Among the lines listed below, count those that include the string "Company", and state only the count.

↓↓↓

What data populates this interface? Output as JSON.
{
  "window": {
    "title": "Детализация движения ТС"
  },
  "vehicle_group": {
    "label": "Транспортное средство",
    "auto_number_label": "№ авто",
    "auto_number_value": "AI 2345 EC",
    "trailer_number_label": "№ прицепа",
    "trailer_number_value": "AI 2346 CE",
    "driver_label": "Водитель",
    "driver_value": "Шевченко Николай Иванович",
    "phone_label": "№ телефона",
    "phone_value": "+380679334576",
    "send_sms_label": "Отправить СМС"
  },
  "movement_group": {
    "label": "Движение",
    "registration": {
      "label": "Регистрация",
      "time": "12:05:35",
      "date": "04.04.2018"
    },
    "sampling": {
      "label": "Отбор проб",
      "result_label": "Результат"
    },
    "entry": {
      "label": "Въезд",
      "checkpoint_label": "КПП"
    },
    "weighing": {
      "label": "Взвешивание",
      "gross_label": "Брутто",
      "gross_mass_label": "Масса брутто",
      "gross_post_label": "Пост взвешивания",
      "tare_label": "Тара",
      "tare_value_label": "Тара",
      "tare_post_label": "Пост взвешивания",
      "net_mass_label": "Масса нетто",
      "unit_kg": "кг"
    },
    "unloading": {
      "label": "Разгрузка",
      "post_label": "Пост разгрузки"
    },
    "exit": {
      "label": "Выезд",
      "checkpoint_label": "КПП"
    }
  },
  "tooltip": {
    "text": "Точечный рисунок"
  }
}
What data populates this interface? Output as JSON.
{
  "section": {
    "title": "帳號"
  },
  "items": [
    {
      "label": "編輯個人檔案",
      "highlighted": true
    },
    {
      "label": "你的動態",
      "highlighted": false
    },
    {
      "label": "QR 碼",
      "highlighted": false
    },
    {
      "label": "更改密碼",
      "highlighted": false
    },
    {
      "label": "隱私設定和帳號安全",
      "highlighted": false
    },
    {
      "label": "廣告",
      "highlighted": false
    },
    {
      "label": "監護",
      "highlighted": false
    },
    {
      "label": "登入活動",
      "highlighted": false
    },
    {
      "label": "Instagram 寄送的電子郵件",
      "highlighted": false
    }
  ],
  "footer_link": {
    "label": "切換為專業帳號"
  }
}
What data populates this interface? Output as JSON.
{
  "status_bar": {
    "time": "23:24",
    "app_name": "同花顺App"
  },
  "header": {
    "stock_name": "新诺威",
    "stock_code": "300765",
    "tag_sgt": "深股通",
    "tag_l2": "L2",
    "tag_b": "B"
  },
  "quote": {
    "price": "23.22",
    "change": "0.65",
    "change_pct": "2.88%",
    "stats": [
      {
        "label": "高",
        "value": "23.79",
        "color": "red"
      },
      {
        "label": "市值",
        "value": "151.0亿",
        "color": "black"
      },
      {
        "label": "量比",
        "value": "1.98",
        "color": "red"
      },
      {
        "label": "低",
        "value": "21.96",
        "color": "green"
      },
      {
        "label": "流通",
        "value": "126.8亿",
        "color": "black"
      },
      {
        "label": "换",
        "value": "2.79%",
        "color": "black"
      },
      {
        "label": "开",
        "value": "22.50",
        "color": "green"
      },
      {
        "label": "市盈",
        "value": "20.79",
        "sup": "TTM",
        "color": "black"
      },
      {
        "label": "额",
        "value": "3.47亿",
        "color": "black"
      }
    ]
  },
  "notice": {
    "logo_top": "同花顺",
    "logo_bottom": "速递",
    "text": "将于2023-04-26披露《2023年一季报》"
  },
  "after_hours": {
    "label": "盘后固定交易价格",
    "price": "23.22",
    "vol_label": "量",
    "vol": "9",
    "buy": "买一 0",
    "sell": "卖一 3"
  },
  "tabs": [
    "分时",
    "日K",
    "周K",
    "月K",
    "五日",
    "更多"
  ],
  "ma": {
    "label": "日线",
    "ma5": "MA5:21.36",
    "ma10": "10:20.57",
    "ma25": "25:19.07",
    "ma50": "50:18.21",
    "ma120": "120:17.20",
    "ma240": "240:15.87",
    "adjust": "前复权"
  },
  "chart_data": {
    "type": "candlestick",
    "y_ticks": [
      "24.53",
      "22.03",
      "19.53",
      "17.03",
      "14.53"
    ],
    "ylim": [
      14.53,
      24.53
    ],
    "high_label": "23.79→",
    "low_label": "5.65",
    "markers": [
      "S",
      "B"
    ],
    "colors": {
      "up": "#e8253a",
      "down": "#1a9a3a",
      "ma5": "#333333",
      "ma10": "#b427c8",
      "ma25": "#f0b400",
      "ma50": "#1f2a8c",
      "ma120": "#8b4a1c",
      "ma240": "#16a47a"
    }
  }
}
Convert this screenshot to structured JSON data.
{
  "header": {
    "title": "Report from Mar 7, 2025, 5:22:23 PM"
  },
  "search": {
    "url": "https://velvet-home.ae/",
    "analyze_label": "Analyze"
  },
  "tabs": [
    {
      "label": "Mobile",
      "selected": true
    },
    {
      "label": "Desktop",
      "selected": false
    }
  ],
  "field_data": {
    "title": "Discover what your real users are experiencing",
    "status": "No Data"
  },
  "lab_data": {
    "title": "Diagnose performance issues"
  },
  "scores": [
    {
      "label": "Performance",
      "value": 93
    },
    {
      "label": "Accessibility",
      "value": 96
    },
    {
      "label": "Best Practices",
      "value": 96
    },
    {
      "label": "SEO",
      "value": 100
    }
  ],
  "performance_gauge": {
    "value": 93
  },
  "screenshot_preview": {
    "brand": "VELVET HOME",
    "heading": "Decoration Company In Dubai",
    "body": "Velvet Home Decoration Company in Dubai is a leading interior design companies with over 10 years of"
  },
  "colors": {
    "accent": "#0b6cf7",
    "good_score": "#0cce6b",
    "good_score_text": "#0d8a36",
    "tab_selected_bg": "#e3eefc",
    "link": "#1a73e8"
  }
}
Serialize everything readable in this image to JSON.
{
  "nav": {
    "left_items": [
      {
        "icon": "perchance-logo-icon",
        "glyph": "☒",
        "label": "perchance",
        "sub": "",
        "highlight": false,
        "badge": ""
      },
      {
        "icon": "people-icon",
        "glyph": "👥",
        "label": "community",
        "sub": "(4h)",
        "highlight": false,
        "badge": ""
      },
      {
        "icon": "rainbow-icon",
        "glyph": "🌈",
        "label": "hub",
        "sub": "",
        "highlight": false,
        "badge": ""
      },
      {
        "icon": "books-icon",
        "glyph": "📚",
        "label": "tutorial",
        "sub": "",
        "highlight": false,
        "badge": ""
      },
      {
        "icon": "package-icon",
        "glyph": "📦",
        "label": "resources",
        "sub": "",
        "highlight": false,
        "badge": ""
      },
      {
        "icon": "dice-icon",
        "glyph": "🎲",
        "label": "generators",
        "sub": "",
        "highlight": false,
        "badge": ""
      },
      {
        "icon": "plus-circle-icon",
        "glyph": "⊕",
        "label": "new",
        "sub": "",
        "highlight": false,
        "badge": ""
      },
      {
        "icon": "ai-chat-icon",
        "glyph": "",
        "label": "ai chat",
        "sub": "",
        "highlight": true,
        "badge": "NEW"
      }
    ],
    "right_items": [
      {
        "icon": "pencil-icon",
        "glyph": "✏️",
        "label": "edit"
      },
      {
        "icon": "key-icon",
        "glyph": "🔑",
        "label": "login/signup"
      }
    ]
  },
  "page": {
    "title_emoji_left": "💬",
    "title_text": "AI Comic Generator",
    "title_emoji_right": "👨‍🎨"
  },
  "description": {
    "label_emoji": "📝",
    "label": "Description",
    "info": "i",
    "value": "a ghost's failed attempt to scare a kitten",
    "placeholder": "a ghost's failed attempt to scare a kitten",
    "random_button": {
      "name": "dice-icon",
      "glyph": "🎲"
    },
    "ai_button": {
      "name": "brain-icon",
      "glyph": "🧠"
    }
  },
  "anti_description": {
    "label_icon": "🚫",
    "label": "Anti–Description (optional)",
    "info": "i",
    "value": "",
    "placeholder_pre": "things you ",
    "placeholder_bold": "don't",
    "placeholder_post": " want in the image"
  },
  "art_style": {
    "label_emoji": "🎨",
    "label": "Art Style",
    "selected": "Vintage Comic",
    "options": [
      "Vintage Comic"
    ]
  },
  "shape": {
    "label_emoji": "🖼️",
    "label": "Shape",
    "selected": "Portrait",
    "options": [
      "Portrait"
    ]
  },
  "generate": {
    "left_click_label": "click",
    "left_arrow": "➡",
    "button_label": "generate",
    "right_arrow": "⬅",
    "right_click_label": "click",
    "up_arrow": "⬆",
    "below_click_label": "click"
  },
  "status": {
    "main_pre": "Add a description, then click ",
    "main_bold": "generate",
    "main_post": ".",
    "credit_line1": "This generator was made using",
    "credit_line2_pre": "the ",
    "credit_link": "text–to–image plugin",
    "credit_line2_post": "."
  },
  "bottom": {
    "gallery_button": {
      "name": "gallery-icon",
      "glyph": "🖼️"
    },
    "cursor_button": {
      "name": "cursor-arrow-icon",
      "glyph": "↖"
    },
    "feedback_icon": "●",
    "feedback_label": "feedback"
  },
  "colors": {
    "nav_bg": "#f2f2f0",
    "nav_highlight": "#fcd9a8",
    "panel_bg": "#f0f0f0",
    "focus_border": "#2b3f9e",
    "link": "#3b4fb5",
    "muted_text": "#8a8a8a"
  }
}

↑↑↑

Result of the exercise:
2